Sunday, June 27, 2010


After 2 years without a vacation for Kristi and myself, we were able to take a trip to beautiful Barbados. It was a much needed time to relax, get a tan and eat great seafood. Our arrival coincided with a big western swell...this meant great surf all week long. We rented a little vehicle called a moke and drove all over the island getting lost and exploring the beaches.

Tuesday, June 22, 2010

Samaritan's Purse Haiti: Chapter 1

"Who shall separate us from the love of Christ? Shall trouble or hardship or persecution or famine or nakedness or danger or sword?

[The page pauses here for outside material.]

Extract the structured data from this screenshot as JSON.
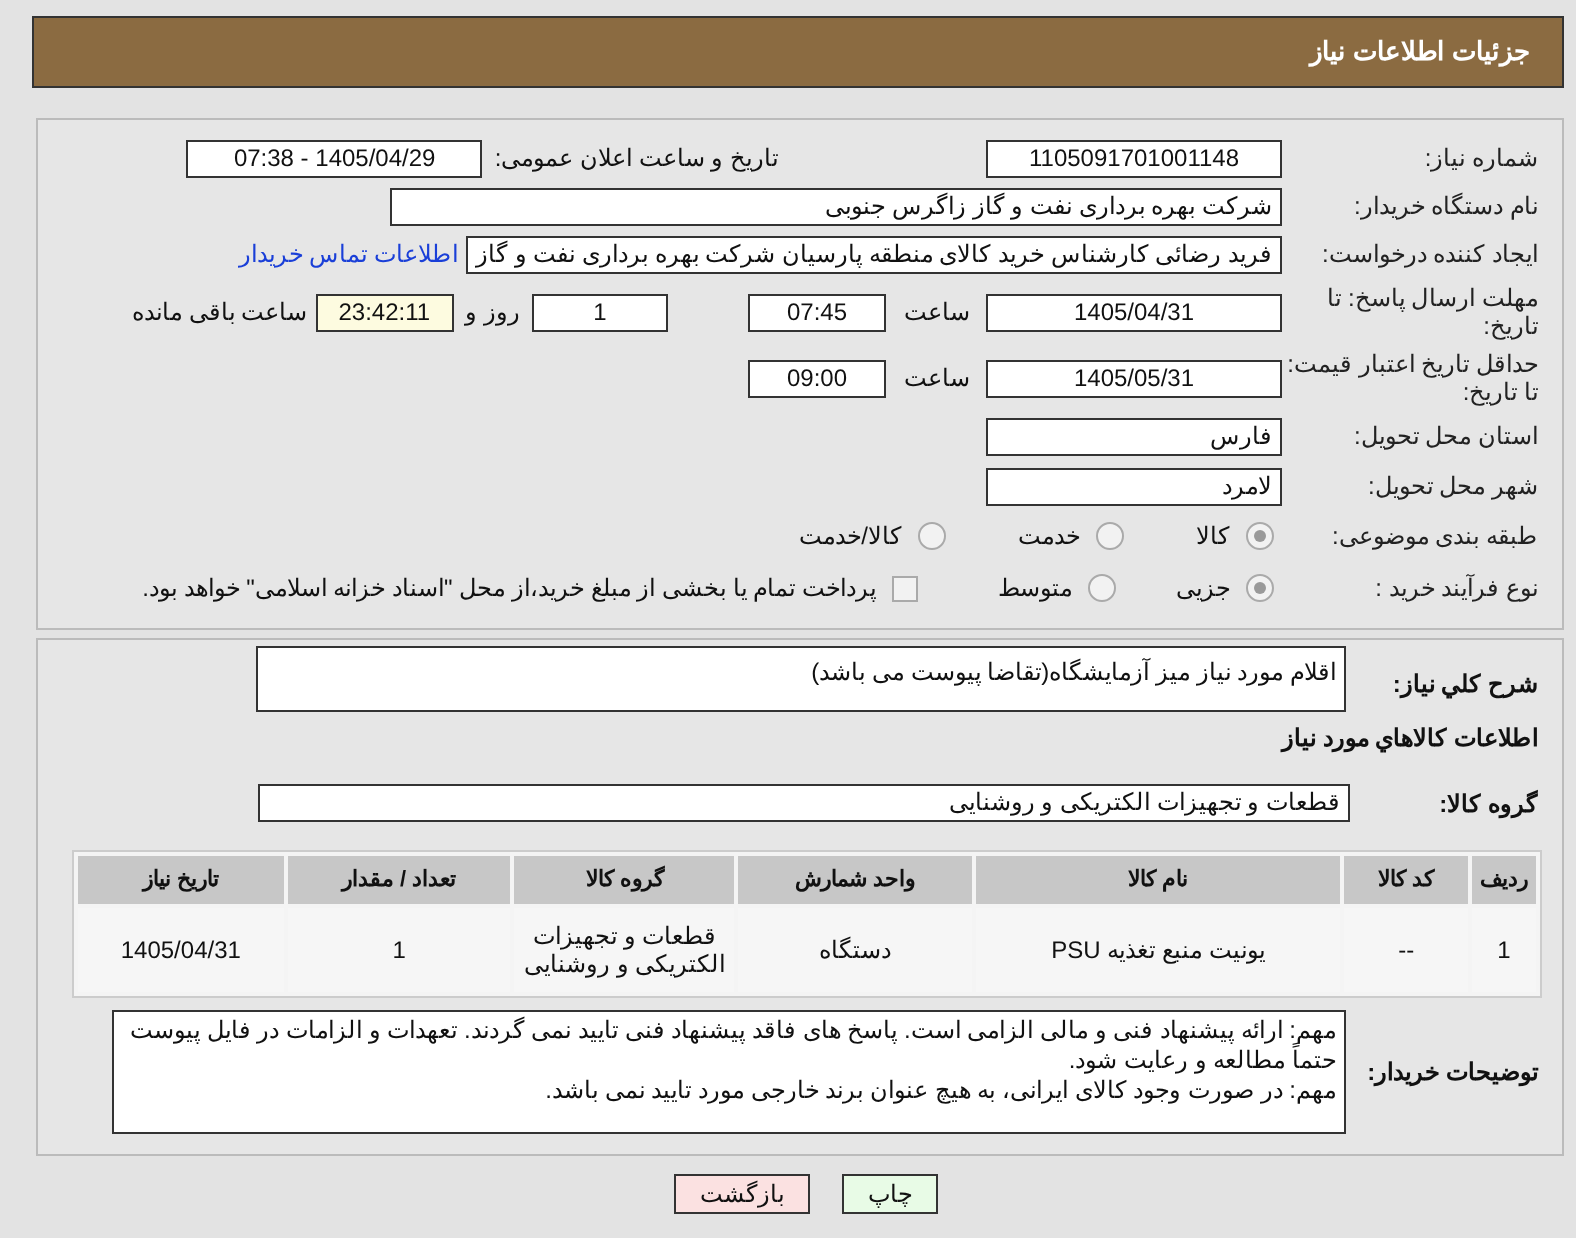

As it is written:

“For your sake we face death all day long; we are considered as sheep to be slaughtered.”

No, in all these things we are more than conquerors through him who loved us. For I am convinced that neither death nor life, neither angels nor demons, neither the present nor the future, nor any powers, neither height nor depth, nor anything else in all creation, will be able to separate us from the love of God that is in Christ Jesus our Lord."

Eyeing Africa will now be figuratively eyeing Haiti...

Homeless and hungry many Haitians face their futures. We are doing our best to change that.

Thursday, April 29, 2010

Au Revoir Karamoja

After 14 months in the wilderness, I have emerged. Slightly smaller than before and a bit more confused. Karamoja has managed to intertwine its gritty nature into the far reaches of my heart. I will never forget the colorful people, barren landscapes, food grabbing and great friends. Kristi and I had an amazing time albeit it challenging at times. Up next is an eating tour of Pensacola and then on to Haiti where i will be managing another food program. Our plan is tentatively to come back for grad school in August at either Georgia Tech or UC Berkeley. Below are some pictures of my favorite places/people in Karamoja.

Camp Swahili slum in Moroto
Ruco the Kjong version
Our local shell fuel station
Samaritan's Purse Office Moroto
Team Karamoja - Food Staff
The big house. WFP warehouses in Moroto full of food.
The drive home
Welcome to Moroto. This is the 1 mile strip of pavement in the entire region.

Thursday, April 1, 2010

WFP Karamoja 2010

This year the World Food Programme in Karamoja has made some significant changes to its programming. Last year, WFP/SP fed every single person outside of town centers in South Karamoja with a 70% ration. This year we will be feeding EVIs (extremely vulnerable individuals) with a 70% ration, FI (Food Insecure) with a 50% ration and Food For Work Individuals (Karamoja Productive Assets Programme / KPAP) with a 40% ration.
The shift in programming is two fold:
1. To build productive community assets through food for work programming which in turn will render communities more resilient to natural shocks.
2. Decrease dependency of food aid.

Samaritan's Purse will be implementing the actual distribution of food commodities throughout Southern Karamoja (Nakapiripirit and Moroto Districts) as well as implementing Food For Work activities in 4 sub counties. The new programming will be significantly more complicated but also significantly more beneficial to the long term development of Karamoja and its people.

Saturday, March 27, 2010


It's March in Karamoja and it seems that a 4 year drought might be broken. The ground which normally wrinkles into a cracked dry mosaic has been transformed into a velvet green wonderland. Fingers of life stretch out of the red ground in a performance reminiscent of a resurrection. Birds, butterflies and bees are reborn, rivers overflow, and clouds enshroud Mount Moroto. New life has been breathed into a barren existence. An existence which weeks before seemed to be hanging on the fringe of survival...on the fringe of the world's thoughts. There is a sense of least for now...

Random pictures of nothing in particular

Sunday, January 31, 2010

DR Congo or my long lost love

I recently had the opportunity to go to DR Congo with Samaritan’s Purse. The first few days we spent in Bunia, meeting with WFP (World Food Programme) about potentially starting distributions in NE Congo. From there we went to a village called Nyankunde where SP is helping to rebuild a hospital destroyed by the Ituri conflict sometime around 2002.

Here are some things I learned:

- 1. Congo is gold plated.

- 2. Taxing is a national sport –I was taxed for One Pass (a tax to improve the airport), Health ( a tax on your health ?!?) and road tax (enforced by local guys who take their own initiative to improve the roads)

- 3. The roads in Karamoja are good - After one week on Congolese roads, I will never again complain about the roads in Karamoja. The roads were terrible and I cannot imagine how it would be during the rainy season.

Below are some pictures from the trip. Most were taken at small river where men were panning for gold.